  12. Unless it's leaking heavily I'd leave it alone. If sweating you got a bit of time before it becomes a real problem. Oil leaks never get better on their own. If manual, i'd wait until the next clutch change and then it's just a matter of dropping off the flywheel and carefully slipping a new seal on. If auto then its a lot more aggro that requires the complete transmission inc the torque converter and driveplate to be removed before tackling the rear seal. In regards to cost its not much more than a standard clutch change but if auto it can become a real nightmare if certain fixings for oil coolers and the like snap or round off which is a distinct possibility on this age of vehicle.
  13. Personally I'd go for good quality painted, but would simply have the whole wheel done. Face and barrel. A non aggressive type of blasting should avoid oxidation issues but may increase cost. For longevity, powdercoat should last better but there's not a lot in it imo.

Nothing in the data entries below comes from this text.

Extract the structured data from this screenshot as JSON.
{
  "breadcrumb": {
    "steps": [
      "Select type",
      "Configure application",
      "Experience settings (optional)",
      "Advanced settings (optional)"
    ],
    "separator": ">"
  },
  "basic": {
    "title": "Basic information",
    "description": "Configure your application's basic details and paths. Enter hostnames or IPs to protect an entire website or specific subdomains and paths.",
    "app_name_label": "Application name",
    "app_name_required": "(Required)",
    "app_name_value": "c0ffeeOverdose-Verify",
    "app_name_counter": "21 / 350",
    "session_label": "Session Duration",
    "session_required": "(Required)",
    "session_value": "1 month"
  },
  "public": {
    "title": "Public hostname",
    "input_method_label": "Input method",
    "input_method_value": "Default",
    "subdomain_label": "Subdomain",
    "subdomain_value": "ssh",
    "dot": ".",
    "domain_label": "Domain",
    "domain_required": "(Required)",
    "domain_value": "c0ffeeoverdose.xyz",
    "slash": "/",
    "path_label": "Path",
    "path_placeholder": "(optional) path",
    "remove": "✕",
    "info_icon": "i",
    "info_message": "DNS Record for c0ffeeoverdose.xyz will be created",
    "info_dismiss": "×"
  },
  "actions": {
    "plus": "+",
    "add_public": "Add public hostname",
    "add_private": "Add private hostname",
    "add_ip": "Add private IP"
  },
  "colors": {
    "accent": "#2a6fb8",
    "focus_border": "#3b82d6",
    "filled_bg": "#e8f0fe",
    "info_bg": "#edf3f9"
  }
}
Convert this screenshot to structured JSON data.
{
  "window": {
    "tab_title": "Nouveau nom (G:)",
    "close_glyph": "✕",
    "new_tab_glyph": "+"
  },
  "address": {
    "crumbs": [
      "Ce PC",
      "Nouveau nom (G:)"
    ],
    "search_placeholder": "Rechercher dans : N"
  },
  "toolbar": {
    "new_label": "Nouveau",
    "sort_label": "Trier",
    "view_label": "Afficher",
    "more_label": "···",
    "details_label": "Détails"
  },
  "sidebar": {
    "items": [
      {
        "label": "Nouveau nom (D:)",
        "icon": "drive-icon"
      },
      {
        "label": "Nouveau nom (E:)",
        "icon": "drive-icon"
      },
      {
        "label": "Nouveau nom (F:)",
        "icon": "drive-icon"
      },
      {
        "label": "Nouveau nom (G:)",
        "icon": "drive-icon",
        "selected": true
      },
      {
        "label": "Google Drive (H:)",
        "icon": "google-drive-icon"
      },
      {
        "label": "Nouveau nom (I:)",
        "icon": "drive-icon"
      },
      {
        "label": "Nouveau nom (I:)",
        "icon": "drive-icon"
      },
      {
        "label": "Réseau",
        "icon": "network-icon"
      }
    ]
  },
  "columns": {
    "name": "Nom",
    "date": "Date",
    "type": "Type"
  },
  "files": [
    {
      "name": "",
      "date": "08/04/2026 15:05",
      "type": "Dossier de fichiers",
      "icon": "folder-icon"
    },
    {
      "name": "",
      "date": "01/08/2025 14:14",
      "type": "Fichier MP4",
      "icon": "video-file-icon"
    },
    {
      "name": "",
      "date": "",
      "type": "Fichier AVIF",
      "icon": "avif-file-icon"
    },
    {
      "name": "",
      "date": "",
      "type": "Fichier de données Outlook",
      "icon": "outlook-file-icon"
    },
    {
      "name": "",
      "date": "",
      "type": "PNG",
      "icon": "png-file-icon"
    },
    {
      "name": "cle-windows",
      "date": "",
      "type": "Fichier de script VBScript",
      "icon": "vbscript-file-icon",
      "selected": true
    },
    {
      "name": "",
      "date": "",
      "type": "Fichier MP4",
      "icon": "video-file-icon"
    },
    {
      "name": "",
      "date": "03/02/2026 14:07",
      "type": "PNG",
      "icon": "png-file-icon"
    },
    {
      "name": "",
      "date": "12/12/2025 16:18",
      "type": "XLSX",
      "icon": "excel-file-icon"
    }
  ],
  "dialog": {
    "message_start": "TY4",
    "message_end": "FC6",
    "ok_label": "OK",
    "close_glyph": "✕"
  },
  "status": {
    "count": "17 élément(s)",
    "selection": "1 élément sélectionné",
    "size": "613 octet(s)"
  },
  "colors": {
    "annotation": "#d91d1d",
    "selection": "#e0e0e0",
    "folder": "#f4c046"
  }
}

Painted also tends to give a smoother finish, whereas powdered finishes can often look 'heavy' in the application and because of the thickness of the coating it can become a problem with certain types of design, with centre caps for example, being difficult to fit especially without marking.
  14. Unlike an ICE engine which needs significant revs to produce torque, an traction electric motor will produce a flat torque curve whether at 100rpm, 1000rpm or 10000rpm. There is no need for a gearbox to compensate for a lack of low speed torque. ICE's by their nature are very wasteful with only one stroke out of four producing power the others producing pumping losses, not to mention the inevitable wasted heat energy. Diesel efficiency is at best 45% and petrol even less Once technology moves on to allow wheel mounted motors, the use of 'gearboxes' will also become a thing of the past.
  15. Standard non AC e34 do not have any form of air recirculation. Only AC equipped vehicles (manual or auto/climate) will have it. Most cars came with only with the standard manually operated recirculate button on the heater control panel that the driver would use as required. Your document shows the retrofit kit needed to supposedly negate the need for the driver to operate said button, all recirculate modes now being controlled automatically. Not sure how effective it was/is in operation, though I doubt you'd really miss it. So unfortunately you'll be unable to fit this unless you go over to AC Sent from my iPad using Tapatalk